❝ Brian Cash can put a figure to the cost of Alabama’s new immigration law: at least $100,000. That’s the value of the tomatoes he has personally ripening out in his fields and that are going unpicked because his Hispanic workforce vanished literally overnight.
❝ For generations, Cash’s family have farmed 125 acres atop the Chandler mountain, a plateau in the north of the state about nine miles long and two miles wide. It’s perfect tomato-growing country – the soil is sandy and rich, and the elevation provides a breeze that keeps frost at bay and allows early planting.
For four months every year he employs almost exclusively Hispanic male workers to pick the harvest. This year he had 64 men out in the fields…Then HB56 came into effect, the new law that makes it a crime not to carry valid immigration documents and forces the police to check on anyone they suspect may be in the country illegally.
The provisions – the toughest of any state in America – were enforced on 28 September.
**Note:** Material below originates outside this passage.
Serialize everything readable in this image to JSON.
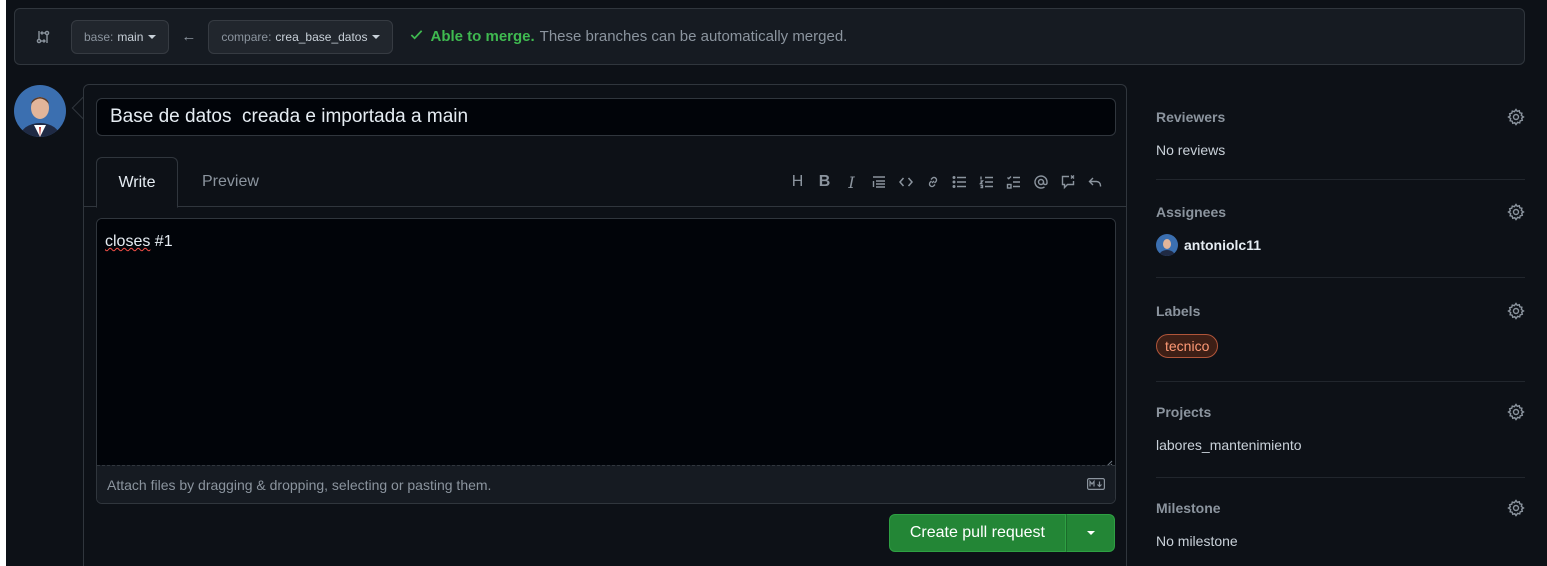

By the next day Cash’s workforce had dwindled to 11…
❝ Cash says that losing his pickers is much more than a commercial disaster. “Many of these people are friends and like family to us. They have been working for my family for years.”
The crew leader for Cash’s fields has been working for his family for 17 years. “He’s my age and we pretty much grew up together,” he says.
Cash has sponsored him in his application for American naturalisation – a process that the immigration authorities have said will take up to nine years and cost up to $17,000.
❝ The crew leader already has permanent residency status and his two children are US citizens, but because his wife is undocumented he was fearful of the new law and left abruptly along with the others the minute the provisions came in.
RTFA. Take the time to step past the lies and propaganda conservative and bigoted Congress-critters, state and local scum-suckers blather to pass laws like this. Itinerant foreign migrant labor is nothing new in my life. For decades migrant farm crews returned to the Connecticut River valley to follow the harvest season south until it was time to return home. In those days, mostly back to the Caribbean.